This guest post was written exclusively for HonestReporting Canada by Ottawa-based contributor Joshua Shoresh.
Some stories are “pre-moderated” – that is, a team of CBC staff purportedly read each comment and determine whether it meets the CBC submission guidelines (which are prominently displayed). Moderators then post only the comments that meet the submission guidelines.
One of the things that the submission guidelines specifically prohibit is ‘hate speech’ (paragraph 9c). But what happens when you see comments that shouldn’t have passed “moderation”? For those cases, the CBC provides you with a “Flag” link that lets you protest a comment. You can also submit your own comment explaining why somebody else’s comment is racist or inappropriate.
In the past, I’ve written to the CBC repeatedly about moderation slipups – when inappropriate comments somehow pass through moderation and are posted on the CBC’s website. I’ve also written to the CBC repeatedly about moderation failures – when blatantly inappropriate comments are already on CBC.ca, and remain there despite being flagged, and despite reply comments that explain why they’re inappropriate.
In some cases, comments make it through, because they don’t appear to be offensive – they subtly allude to an international Jewish conspiracy to take over the world. Or they don’t say “Jews”, they say “chosen people”. In other cases, comments specifically mention notorious antisemitic sources (such as the famous early 20th century antisemitic Russian libel, the Protocols of the Elders of Zion), and other comments support the outrageous statement. Others still find interesting ways to compare modern Israel to Nazi Germany, or find interesting ways to paint the Jews as racist, soulless ghouls.

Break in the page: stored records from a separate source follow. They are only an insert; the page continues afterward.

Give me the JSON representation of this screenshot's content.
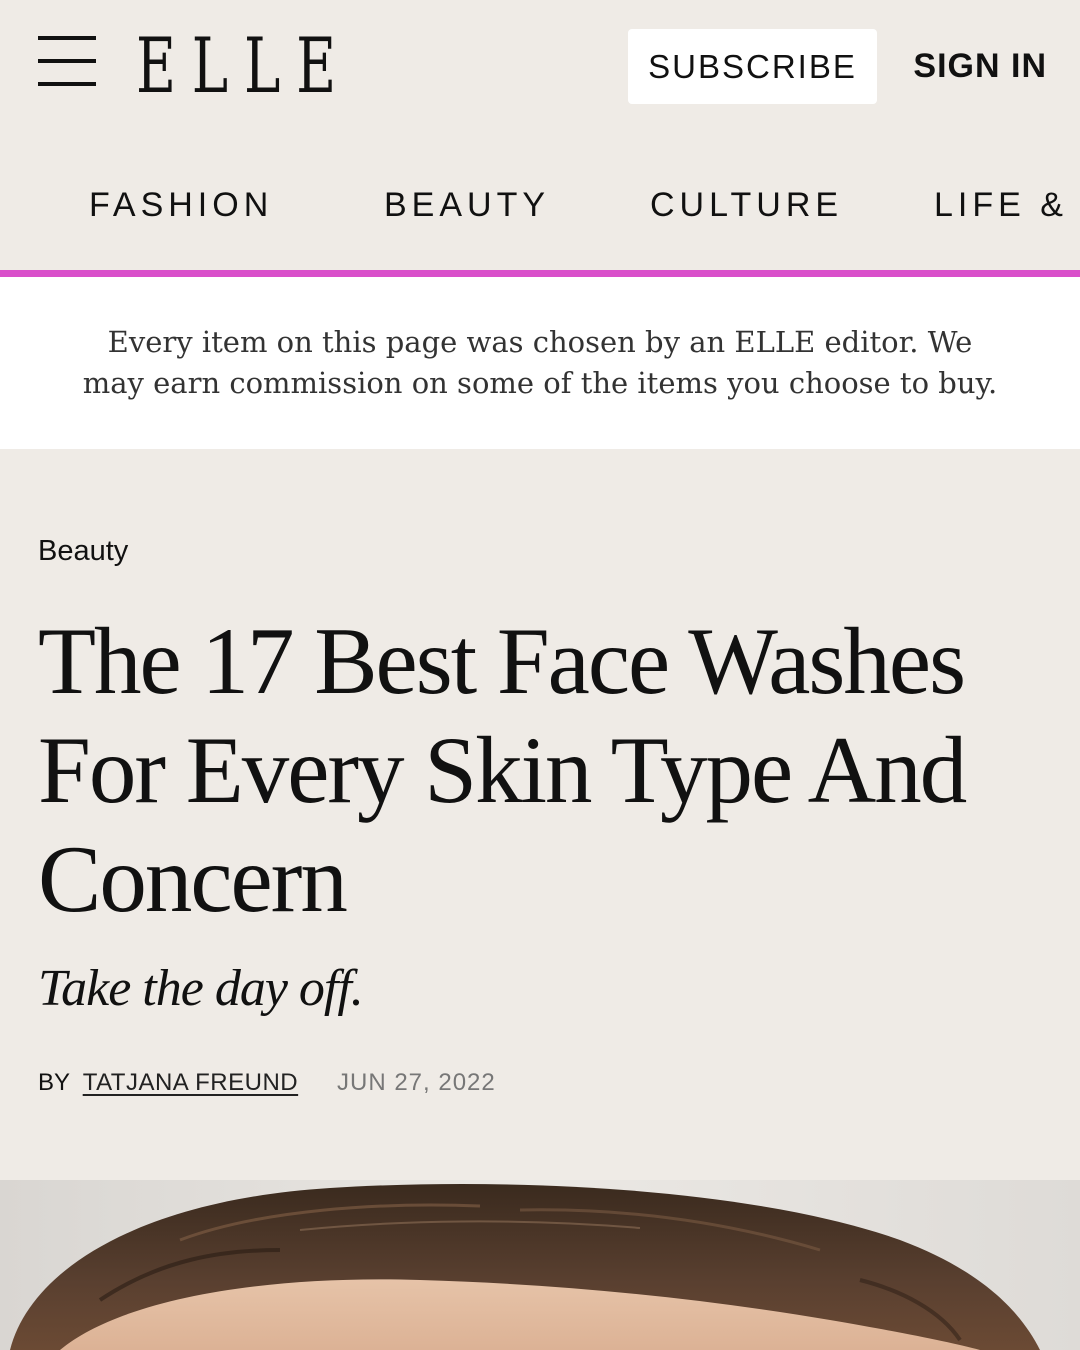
{
  "header": {
    "logo": "ELLE",
    "subscribe_label": "SUBSCRIBE",
    "signin_label": "SIGN IN"
  },
  "nav": {
    "items": [
      {
        "label": "FASHION"
      },
      {
        "label": "BEAUTY"
      },
      {
        "label": "CULTURE"
      },
      {
        "label": "LIFE &"
      }
    ]
  },
  "disclaimer": {
    "text": "Every item on this page was chosen by an ELLE editor. We may earn commission on some of the items you choose to buy."
  },
  "article": {
    "category": "Beauty",
    "headline": "The 17 Best Face Washes For Every Skin Type And Concern",
    "dek": "Take the day off.",
    "byline_prefix": "BY",
    "author": "TATJANA FREUND",
    "date": "JUN 27, 2022"
  },
  "colors": {
    "accent": "#d94fca",
    "background": "#efebe6"
  },
  "icons": {
    "menu": "hamburger-menu-icon"
  }
}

Even seemingly innocuous CBC reports seem to draw these commenters. For example, recently the CBC published a story about an incident in the US where a Saudi Princess was charged with human-trafficking and where the charges were dropped. You’d think a story like that would have little relevance to Jews and Israel, but that wasn’t the case.
A commenter felt compelled to post that the Saudi princess’ defense attorney was likely Jewish, and how Jews are found where justice is perverted, controlling both sides of the case and extorting cash.
That comment passed moderation and stayed online for over a day before being removed. Interestingly, not only did it pass moderation, but it also survived being ‘flagged’ many times (by me), as well as having responses submitted to the moderator (by me) explaining why it was inappropriate. I find it hard to imagine that no other readers (Jews or otherwise) responded as I did. It was a stubborn moderation failure that lasted a day.
In a CBC report about a scuffle between Israeli forces and EU diplomats, one commenter stated that “Israel has behaved the same way, since they were a part of the Roman Empire”, and served as proof, their crucifixion of Christ. As with the example above, this comment lasted over 8 hours on CBC.ca, during which time, apparently no other readers (Jews or otherwise) responded as I did. Another stubborn moderation failure, where the moderation team apparently just couldn’t agree whether the comment met CBC submission guidelines.
Most recently, the CBC reported on the death and funeral of the Israeli Sephardic Chief Rabbi. That story proved fertile ground for all sorts of comments, since it mixed the two most volatile ingredients of antisemitism: Judaism and Israel.
We’ve been regaled with stories of Jewish racism, and bogus quotes of how supremacy over others is part of mainstream Judaism:
We have Jewish conspiracy theory, and their plan to take over (or control) the world. The evocative epithet “ZioNazis”, suggests a direct comparison of Jews/Zionists to the Nazis, but later on, other commentaters post similar, clearer comparisons.
And no anti-Israel/antisemitic festival would be complete without mention of the Protocols of the Elders of Zion, and how true they are.
So what happened at CBC.ca? Why did these objectionable comments pass moderation (as did other less offensive comments). Why did they remain online despite being flagged, and countered (by me, if not by other commenters)?
This isn’t a new issue.
Moderation at the CBC has been considered problematic in the past, anecdotally, and formally. The CBC contends that they deal with over 10,000 comments per day, and despite their precautions, problematic comments can’t completely be eliminated. That sounds like a rational and reasonable response.
Except that, as is clear from the examples above, some comments aren’t subtle. The racist intent can’t be missed if you’re actually reading the comment.
Furthermore, when an online comment is persistently “flagged” by readers, and has elicited outraged response comments, it seems curious that CBC moderators continue to ignore it. This kind of user-generated content turns our national broadcaster into a mouthpiece for neo-Nazis and other antisemites.
They have to do better. Moderation slip-ups are errors, but the persistent failure of moderators to remove blatant hate speech, is a failure on the part of the CBC.